- TASK -
Using the records below, copy every line that holds the string "into".

Dataset excerpts:
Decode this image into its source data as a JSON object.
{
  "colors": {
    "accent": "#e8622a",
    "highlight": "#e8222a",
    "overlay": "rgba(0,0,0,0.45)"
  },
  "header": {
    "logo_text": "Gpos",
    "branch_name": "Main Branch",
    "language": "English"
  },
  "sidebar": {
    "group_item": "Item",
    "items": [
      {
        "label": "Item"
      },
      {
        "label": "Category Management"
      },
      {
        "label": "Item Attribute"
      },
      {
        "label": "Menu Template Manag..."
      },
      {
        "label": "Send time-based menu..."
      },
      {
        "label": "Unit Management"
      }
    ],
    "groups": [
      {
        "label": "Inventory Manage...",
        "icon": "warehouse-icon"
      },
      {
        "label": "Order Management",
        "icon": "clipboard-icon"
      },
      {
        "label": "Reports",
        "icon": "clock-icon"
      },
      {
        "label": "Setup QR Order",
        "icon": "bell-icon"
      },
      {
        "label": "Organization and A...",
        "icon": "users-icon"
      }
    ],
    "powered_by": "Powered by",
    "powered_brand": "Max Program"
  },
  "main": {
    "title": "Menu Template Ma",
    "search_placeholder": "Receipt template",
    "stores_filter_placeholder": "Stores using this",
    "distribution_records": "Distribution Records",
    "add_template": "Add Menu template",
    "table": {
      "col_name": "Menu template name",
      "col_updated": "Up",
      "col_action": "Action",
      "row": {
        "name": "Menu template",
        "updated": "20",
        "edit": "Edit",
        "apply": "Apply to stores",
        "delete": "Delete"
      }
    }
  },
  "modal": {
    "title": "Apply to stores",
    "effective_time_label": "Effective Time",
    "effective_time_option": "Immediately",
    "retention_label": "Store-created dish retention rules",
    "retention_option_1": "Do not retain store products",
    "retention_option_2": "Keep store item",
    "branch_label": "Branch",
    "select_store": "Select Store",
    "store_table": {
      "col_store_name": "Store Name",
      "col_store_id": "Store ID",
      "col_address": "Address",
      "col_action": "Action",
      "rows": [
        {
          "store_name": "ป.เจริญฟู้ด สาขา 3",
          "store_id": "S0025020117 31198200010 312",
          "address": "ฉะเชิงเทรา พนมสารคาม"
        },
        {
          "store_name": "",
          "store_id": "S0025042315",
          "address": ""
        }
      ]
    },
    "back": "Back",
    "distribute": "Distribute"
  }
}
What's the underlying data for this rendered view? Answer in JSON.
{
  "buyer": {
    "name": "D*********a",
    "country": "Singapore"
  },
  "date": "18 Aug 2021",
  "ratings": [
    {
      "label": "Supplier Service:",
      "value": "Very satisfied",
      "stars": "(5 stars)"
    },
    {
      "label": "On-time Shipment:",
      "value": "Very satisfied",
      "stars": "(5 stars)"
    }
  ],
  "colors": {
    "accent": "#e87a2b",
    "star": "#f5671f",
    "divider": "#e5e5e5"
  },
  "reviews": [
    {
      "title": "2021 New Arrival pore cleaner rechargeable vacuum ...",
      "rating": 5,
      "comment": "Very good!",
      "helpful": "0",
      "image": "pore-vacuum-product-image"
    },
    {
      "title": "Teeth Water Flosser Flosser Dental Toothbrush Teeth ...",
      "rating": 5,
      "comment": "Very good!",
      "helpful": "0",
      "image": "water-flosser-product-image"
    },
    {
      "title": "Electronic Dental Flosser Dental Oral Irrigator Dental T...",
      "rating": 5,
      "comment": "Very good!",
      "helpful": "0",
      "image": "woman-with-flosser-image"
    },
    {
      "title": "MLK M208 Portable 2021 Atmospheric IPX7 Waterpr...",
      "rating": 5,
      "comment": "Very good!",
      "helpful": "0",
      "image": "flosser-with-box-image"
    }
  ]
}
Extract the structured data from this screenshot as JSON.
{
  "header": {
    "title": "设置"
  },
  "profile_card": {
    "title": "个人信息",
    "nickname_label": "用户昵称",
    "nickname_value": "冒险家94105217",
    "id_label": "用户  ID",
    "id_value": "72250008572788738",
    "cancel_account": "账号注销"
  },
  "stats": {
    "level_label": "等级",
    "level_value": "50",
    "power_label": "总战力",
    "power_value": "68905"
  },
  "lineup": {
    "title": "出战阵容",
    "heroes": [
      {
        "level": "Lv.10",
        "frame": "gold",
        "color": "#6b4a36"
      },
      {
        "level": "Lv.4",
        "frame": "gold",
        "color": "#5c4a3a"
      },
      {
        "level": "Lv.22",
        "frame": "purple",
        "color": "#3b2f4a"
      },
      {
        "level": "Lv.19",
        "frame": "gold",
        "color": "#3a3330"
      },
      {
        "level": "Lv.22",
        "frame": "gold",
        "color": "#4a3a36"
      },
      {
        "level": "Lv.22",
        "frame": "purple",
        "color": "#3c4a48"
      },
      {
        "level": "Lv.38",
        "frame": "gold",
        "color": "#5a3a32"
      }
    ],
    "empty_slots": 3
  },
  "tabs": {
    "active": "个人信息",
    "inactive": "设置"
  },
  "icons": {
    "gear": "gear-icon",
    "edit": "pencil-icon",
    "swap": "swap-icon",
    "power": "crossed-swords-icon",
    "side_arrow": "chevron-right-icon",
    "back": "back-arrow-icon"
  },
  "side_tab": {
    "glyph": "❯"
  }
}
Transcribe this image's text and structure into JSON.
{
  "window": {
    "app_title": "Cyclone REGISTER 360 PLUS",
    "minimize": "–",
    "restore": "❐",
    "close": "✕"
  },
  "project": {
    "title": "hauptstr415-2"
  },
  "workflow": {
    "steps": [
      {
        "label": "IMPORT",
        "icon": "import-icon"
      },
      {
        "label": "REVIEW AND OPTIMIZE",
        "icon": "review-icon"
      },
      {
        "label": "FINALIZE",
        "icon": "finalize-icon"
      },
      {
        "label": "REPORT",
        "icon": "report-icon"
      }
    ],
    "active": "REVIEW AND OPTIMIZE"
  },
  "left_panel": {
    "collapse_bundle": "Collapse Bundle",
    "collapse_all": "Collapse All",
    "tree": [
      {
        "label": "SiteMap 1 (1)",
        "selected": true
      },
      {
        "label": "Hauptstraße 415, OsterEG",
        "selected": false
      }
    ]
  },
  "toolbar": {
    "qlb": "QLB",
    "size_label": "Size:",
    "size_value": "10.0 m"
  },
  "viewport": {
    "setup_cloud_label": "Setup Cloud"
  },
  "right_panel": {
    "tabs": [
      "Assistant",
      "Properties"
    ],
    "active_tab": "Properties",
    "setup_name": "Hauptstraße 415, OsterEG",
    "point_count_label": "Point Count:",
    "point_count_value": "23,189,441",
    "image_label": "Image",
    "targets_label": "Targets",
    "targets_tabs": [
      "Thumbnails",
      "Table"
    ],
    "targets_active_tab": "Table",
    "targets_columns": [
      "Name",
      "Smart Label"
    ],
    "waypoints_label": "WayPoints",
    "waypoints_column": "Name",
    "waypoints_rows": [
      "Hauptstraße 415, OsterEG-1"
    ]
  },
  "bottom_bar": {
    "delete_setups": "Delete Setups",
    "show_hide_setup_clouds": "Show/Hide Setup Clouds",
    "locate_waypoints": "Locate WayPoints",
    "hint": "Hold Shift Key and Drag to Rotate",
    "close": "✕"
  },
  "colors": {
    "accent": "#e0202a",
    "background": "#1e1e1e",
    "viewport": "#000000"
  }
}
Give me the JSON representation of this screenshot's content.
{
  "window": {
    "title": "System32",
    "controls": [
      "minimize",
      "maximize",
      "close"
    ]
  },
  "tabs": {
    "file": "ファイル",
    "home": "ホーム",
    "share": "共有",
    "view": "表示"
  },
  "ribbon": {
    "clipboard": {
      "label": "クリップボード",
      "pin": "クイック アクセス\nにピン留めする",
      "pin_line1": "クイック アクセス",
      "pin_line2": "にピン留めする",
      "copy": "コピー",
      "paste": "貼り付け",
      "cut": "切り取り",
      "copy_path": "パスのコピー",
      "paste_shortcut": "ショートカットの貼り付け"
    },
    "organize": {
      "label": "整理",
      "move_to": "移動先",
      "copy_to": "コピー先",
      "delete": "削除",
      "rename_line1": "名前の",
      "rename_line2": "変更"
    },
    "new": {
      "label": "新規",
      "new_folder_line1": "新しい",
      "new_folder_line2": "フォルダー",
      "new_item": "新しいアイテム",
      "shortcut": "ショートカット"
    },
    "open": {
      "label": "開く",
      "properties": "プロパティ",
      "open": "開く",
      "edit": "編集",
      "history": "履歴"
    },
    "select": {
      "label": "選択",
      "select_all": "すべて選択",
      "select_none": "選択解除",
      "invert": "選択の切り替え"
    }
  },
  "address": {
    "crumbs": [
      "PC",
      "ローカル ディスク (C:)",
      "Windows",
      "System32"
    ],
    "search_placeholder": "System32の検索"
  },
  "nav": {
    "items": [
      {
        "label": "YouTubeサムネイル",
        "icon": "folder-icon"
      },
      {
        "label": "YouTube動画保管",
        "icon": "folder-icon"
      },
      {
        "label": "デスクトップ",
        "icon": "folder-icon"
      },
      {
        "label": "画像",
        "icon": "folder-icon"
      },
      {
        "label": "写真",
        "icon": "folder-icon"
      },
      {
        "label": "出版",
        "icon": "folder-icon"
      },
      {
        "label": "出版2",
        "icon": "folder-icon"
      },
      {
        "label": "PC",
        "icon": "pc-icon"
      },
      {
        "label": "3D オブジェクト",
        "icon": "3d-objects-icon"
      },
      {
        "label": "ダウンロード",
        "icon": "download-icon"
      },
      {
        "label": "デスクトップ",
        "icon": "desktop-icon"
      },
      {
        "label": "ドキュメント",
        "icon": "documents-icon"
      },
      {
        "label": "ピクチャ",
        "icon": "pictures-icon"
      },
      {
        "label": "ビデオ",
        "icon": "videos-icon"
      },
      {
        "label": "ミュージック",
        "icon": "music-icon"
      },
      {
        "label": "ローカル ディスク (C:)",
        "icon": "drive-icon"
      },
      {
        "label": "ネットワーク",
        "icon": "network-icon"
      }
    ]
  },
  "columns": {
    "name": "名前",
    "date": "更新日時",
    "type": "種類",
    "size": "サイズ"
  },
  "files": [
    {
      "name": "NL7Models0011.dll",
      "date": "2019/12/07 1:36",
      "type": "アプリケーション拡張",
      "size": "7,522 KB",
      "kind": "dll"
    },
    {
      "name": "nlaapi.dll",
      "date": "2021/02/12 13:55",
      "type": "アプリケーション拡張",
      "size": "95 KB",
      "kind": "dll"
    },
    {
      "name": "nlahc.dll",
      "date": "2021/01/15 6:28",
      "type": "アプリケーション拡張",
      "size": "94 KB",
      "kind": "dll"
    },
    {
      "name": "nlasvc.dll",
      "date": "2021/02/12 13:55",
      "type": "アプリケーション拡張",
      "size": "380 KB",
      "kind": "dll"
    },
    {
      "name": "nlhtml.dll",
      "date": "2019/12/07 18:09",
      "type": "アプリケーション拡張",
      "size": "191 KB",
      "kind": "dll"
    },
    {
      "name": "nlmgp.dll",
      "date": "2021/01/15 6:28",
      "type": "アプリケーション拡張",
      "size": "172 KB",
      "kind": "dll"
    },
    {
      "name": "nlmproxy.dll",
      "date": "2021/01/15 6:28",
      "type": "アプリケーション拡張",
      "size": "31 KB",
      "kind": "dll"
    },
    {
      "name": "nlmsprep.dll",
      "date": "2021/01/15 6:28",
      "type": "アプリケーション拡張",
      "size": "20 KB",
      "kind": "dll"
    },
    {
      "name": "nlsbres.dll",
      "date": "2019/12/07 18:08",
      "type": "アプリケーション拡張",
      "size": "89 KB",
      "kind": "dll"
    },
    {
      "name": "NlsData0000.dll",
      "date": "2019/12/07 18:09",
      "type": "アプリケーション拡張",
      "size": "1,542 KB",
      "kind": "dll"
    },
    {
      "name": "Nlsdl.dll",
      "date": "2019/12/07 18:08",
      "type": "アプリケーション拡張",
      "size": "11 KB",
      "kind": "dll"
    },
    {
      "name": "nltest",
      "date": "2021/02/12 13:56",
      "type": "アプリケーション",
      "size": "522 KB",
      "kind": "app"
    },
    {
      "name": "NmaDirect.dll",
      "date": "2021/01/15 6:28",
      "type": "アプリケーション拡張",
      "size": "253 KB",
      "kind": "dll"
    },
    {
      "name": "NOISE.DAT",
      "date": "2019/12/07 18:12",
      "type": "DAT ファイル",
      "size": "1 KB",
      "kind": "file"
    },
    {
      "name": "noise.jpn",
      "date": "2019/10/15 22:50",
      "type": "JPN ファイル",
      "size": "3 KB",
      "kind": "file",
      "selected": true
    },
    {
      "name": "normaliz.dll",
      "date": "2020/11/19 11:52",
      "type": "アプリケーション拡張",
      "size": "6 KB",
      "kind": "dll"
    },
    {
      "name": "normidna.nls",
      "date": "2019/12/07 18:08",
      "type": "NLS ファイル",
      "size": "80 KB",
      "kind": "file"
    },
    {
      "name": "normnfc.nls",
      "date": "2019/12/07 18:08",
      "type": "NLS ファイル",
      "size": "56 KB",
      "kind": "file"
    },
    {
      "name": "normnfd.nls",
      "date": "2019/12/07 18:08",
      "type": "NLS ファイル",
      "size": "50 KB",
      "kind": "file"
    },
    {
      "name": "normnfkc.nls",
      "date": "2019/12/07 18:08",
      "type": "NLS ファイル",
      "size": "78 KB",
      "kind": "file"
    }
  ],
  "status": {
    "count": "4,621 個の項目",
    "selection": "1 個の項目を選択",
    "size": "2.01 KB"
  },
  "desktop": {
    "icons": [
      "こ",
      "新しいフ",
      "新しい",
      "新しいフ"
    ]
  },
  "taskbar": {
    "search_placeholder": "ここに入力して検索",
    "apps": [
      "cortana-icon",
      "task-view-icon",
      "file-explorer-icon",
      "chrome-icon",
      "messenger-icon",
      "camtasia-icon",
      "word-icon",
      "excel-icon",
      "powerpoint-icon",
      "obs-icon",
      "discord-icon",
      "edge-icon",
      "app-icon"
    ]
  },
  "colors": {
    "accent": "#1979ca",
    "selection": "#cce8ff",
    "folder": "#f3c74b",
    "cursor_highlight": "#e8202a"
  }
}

- ANSWER TO THE PROBLEM -
Decode this image into its source data as a JSON object.
Transcribe this image's text and structure into JSON.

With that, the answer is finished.